Pick it back up.
Pick it back up. [laughter] The show’s not over.
I love how Nick just said “Websites have content, and web apps…” [laughter]
I realized that I was making that argument, and I was just trying to step away…
They don’t have content…? [laughter]
That was awesome. Wait - Jerod, you need to share this algorithm, dude…
Well, here’s the algorithm - I listen to all you guys, and then I declare myself the winner. That’s the algorithm. [laughter] It’s a simple algorithm; it’s just like “While true, Jerod wins.”
Yeah, yeah. It makes sense.
So… Oh, thank you. I’m getting congratulated on our chat room. Thanks, Aaron. Cheers. Hey, Aaron - technically, you also won, because the only way you win is by not participating… And you and I both just sit around without participating.

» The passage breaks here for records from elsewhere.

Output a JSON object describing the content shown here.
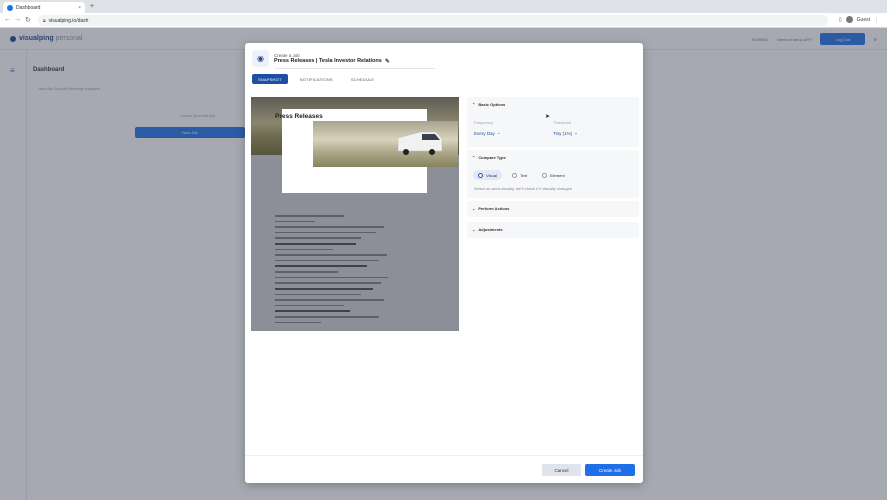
{
  "browser": {
    "tab_title": "Dashboard",
    "tab_close": "×",
    "new_tab": "+",
    "url": "visualping.io/dash",
    "profile_label": "Guest"
  },
  "app": {
    "logo": "visualping",
    "logo_suffix": "personal",
    "header_status": "NORMAL",
    "header_link": "Need an setup API?",
    "create_button": "Log Out",
    "page_title": "Dashboard",
    "breadcrumb": "Jobs list   Groups   Recently changed",
    "empty_text": "Create your first job...",
    "empty_button": "New Job"
  },
  "modal": {
    "subtitle": "Create a Job",
    "title": "Press Releases | Tesla Investor Relations",
    "tabs": [
      "SNAPSHOT",
      "NOTIFICATIONS",
      "SCHEDULE"
    ],
    "preview": {
      "heading": "Press Releases"
    },
    "basic_options": {
      "header": "Basic Options",
      "frequency_label": "Frequency",
      "frequency_value": "Every Day",
      "threshold_label": "Threshold",
      "threshold_value": "Tiny (1%)"
    },
    "compare_type": {
      "header": "Compare Type",
      "options": [
        "Visual",
        "Text",
        "Element"
      ],
      "selected": "Visual",
      "description": "Select an area visually, we'll check it if visually changes"
    },
    "perform_actions": {
      "header": "Perform Actions"
    },
    "adjustments": {
      "header": "Adjustments"
    },
    "footer": {
      "cancel": "Cancel",
      "create": "Create Job"
    }
  },
  "colors": {
    "accent": "#1f6fe8",
    "brand_dark": "#1f4fa5"
  }
}
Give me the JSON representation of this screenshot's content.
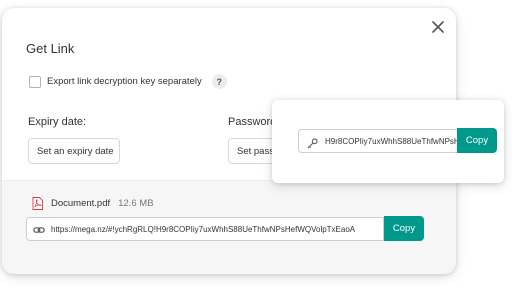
{
  "dialog": {
    "title": "Get Link",
    "export_key_label": "Export link decryption key separately",
    "help_label": "?",
    "expiry_label": "Expiry date:",
    "expiry_button": "Set an expiry date",
    "password_label": "Password",
    "password_button": "Set password"
  },
  "file": {
    "icon": "pdf-icon",
    "name": "Document.pdf",
    "size": "12.6 MB",
    "link": "https://mega.nz/#!ychRgRLQ!H9r8COPIiy7uxWhhS88UeThfwNPsHefWQVolpTxEaoA",
    "copy_label": "Copy"
  },
  "key_popover": {
    "key": "H9r8COPIiy7uxWhhS88UeThfwNPsHefWQVolpTxEaoA",
    "copy_label": "Copy"
  },
  "colors": {
    "accent": "#00998c",
    "pdf_red": "#e0383e"
  }
}
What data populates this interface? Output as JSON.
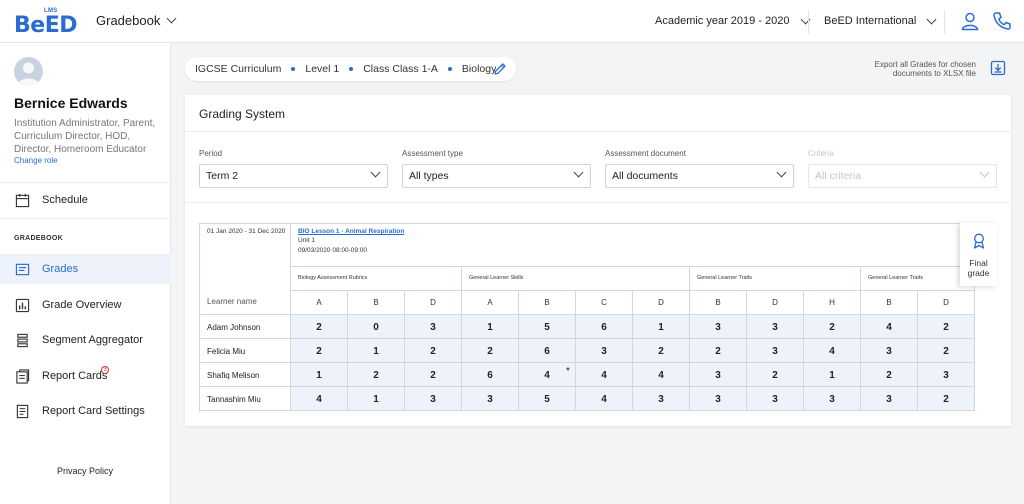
{
  "header": {
    "logo_text": "BeED",
    "logo_badge": "LMS",
    "app_switcher_label": "Gradebook",
    "academic_year": "Academic year 2019 - 2020",
    "organization": "BeED International",
    "icons": [
      "user-icon",
      "phone-icon"
    ]
  },
  "user": {
    "name": "Bernice Edwards",
    "roles": "Institution Administrator, Parent, Curriculum Director, HOD, Director, Homeroom Educator",
    "change_role": "Change role"
  },
  "sidebar": {
    "schedule_label": "Schedule",
    "section_label": "GRADEBOOK",
    "items": [
      {
        "label": "Grades",
        "icon": "grades-icon",
        "active": true
      },
      {
        "label": "Grade Overview",
        "icon": "grade-overview-icon"
      },
      {
        "label": "Segment Aggregator",
        "icon": "segment-aggregator-icon"
      },
      {
        "label": "Report Cards",
        "icon": "report-cards-icon",
        "badge": "3"
      },
      {
        "label": "Report Card Settings",
        "icon": "report-card-settings-icon"
      }
    ],
    "privacy": "Privacy Policy"
  },
  "breadcrumb": {
    "items": [
      "IGCSE Curriculum",
      "Level 1",
      "Class Class 1-A",
      "Biology"
    ]
  },
  "export": {
    "text": "Export all Grades for chosen documents to XLSX file"
  },
  "panel": {
    "title": "Grading System",
    "filters": [
      {
        "label": "Period",
        "value": "Term 2",
        "disabled": false
      },
      {
        "label": "Assessment type",
        "value": "All types",
        "disabled": false
      },
      {
        "label": "Assessment document",
        "value": "All documents",
        "disabled": false
      },
      {
        "label": "Criteria",
        "value": "All criteria",
        "disabled": true
      }
    ]
  },
  "table": {
    "date_range": "01 Jan 2020 - 31 Dec 2020",
    "lesson_title": "BIO Lesson 1 - Animal Respiration",
    "lesson_unit": "Unit 1",
    "lesson_time": "09/03/2020 08:00-09:00",
    "learner_header": "Learner name",
    "groups": [
      {
        "label": "Biology Assessment Rubrics",
        "span": 3
      },
      {
        "label": "General Learner Skills",
        "span": 4
      },
      {
        "label": "General Learner Traits",
        "span": 3
      },
      {
        "label": "General Learner Traits",
        "span": 2
      }
    ],
    "columns": [
      "A",
      "B",
      "D",
      "A",
      "B",
      "C",
      "D",
      "B",
      "D",
      "H",
      "B",
      "D"
    ],
    "rows": [
      {
        "name": "Adam Johnson",
        "grades": [
          "2",
          "0",
          "3",
          "1",
          "5",
          "6",
          "1",
          "3",
          "3",
          "2",
          "4",
          "2"
        ]
      },
      {
        "name": "Felicia Miu",
        "grades": [
          "2",
          "1",
          "2",
          "2",
          "6",
          "3",
          "2",
          "2",
          "3",
          "4",
          "3",
          "2"
        ]
      },
      {
        "name": "Shafiq Melison",
        "grades": [
          "1",
          "2",
          "2",
          "6",
          "4",
          "4",
          "4",
          "3",
          "2",
          "1",
          "2",
          "3"
        ],
        "starred_col": 4
      },
      {
        "name": "Tannashim Miu",
        "grades": [
          "4",
          "1",
          "3",
          "3",
          "5",
          "4",
          "3",
          "3",
          "3",
          "3",
          "3",
          "2"
        ]
      }
    ],
    "final_grade_label": "Final grade",
    "star_mark": "*"
  }
}
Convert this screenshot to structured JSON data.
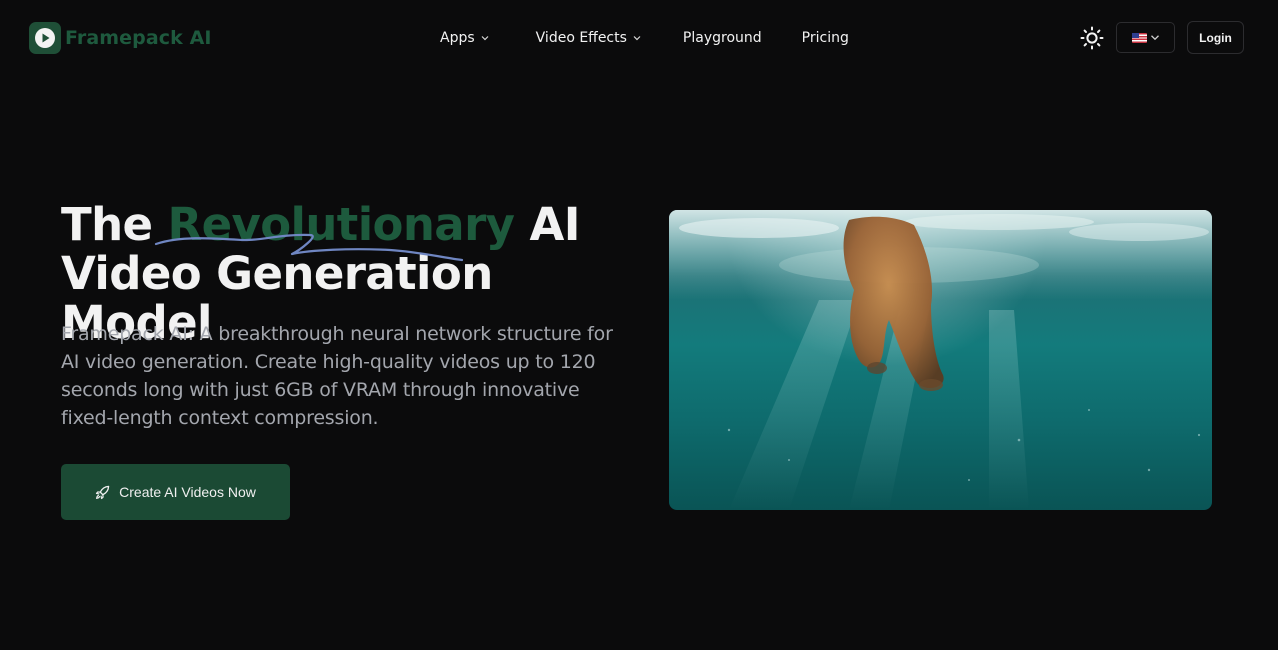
{
  "brand": {
    "name": "Framepack AI"
  },
  "nav": {
    "items": [
      {
        "label": "Apps",
        "has_dropdown": true
      },
      {
        "label": "Video Effects",
        "has_dropdown": true
      },
      {
        "label": "Playground",
        "has_dropdown": false
      },
      {
        "label": "Pricing",
        "has_dropdown": false
      }
    ]
  },
  "header": {
    "theme_icon": "sun-icon",
    "language_flag": "us-flag-icon",
    "login_label": "Login"
  },
  "hero": {
    "title_prefix": "The ",
    "title_accent": "Revolutionary",
    "title_suffix_line1": " AI",
    "title_line2": "Video Generation Model",
    "description": "Framepack AI: A breakthrough neural network structure for AI video generation. Create high-quality videos up to 120 seconds long with just 6GB of VRAM through innovative fixed-length context compression.",
    "cta_label": "Create AI Videos Now",
    "cta_icon": "rocket-icon"
  },
  "colors": {
    "background": "#0b0b0c",
    "accent": "#1d5a3d",
    "cta_bg": "#1b4a34",
    "scribble": "#6f86c2"
  }
}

Is that how kids’ soccer works, too?
Oh, yeah… Everybody wins…
That’s kind of different. Everybody wins. Here, nobody wins, except for me and Aaron Yoshitake.
This is the downside of being an adult… [laughter]
One of many…
The one thing that sucks about being an adult is we don’t all get to win our little participation trophies…
I mean, I’ll send you a trophy if you want it.
I don’t want a trophy, I just want orange slices. [laughter]
That’s the other downside of being an adult - you’ve gotta buy your own orange slices.
You have to cut them yourself. If you want them sliced, you’ve gotta slice them.
Our transcripts are open source on GitHub. Improvements are welcome. 💚